EXERCISE BRIEF
Extract the full listing below without altering a single character.

GIVEN INFORMATION
[Start of section]

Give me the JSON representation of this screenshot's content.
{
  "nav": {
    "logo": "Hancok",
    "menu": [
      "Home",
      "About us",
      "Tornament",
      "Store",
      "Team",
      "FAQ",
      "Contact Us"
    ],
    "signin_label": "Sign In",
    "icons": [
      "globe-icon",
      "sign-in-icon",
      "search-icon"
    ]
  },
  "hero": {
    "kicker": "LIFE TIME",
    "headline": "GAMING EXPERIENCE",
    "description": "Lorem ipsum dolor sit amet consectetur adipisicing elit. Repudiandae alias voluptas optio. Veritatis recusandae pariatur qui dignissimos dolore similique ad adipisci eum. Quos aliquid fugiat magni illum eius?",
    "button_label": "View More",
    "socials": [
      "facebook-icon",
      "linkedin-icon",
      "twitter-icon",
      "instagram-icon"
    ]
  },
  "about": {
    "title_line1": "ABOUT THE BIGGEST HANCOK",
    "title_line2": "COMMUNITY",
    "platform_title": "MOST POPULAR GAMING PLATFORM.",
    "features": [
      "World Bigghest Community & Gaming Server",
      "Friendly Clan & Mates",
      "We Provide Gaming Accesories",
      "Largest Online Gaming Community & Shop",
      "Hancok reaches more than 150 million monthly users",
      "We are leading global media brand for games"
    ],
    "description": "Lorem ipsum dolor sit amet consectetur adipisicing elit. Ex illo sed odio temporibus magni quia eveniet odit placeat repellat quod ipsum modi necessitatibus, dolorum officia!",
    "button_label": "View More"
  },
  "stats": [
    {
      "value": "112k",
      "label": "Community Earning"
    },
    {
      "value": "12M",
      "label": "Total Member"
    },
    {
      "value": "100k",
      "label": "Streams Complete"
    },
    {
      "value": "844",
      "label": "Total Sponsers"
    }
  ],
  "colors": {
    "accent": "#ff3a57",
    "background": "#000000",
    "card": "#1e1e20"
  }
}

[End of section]

RESPONSE BOX
Give me the JSON representation of this screenshot's content.
{
  "nav": {
    "logo": "Hancok",
    "menu": [
      "Home",
      "About us",
      "Tornament",
      "Store",
      "Team",
      "FAQ",
      "Contact Us"
    ],
    "signin_label": "Sign In",
    "icons": [
      "globe-icon",
      "sign-in-icon",
      "search-icon"
    ]
  },
  "hero": {
    "kicker": "LIFE TIME",
    "headline": "GAMING EXPERIENCE",
    "description": "Lorem ipsum dolor sit amet consectetur adipisicing elit. Repudiandae alias voluptas optio. Veritatis recusandae pariatur qui dignissimos dolore similique ad adipisci eum. Quos aliquid fugiat magni illum eius?",
    "button_label": "View More",
    "socials": [
      "facebook-icon",
      "linkedin-icon",
      "twitter-icon",
      "instagram-icon"
    ]
  },
  "about": {
    "title_line1": "ABOUT THE BIGGEST HANCOK",
    "title_line2": "COMMUNITY",
    "platform_title": "MOST POPULAR GAMING PLATFORM.",
    "features": [
      "World Bigghest Community & Gaming Server",
      "Friendly Clan & Mates",
      "We Provide Gaming Accesories",
      "Largest Online Gaming Community & Shop",
      "Hancok reaches more than 150 million monthly users",
      "We are leading global media brand for games"
    ],
    "description": "Lorem ipsum dolor sit amet consectetur adipisicing elit. Ex illo sed odio temporibus magni quia eveniet odit placeat repellat quod ipsum modi necessitatibus, dolorum officia!",
    "button_label": "View More"
  },
  "stats": [
    {
      "value": "112k",
      "label": "Community Earning"
    },
    {
      "value": "12M",
      "label": "Total Member"
    },
    {
      "value": "100k",
      "label": "Streams Complete"
    },
    {
      "value": "844",
      "label": "Total Sponsers"
    }
  ],
  "colors": {
    "accent": "#ff3a57",
    "background": "#000000",
    "card": "#1e1e20"
  }
}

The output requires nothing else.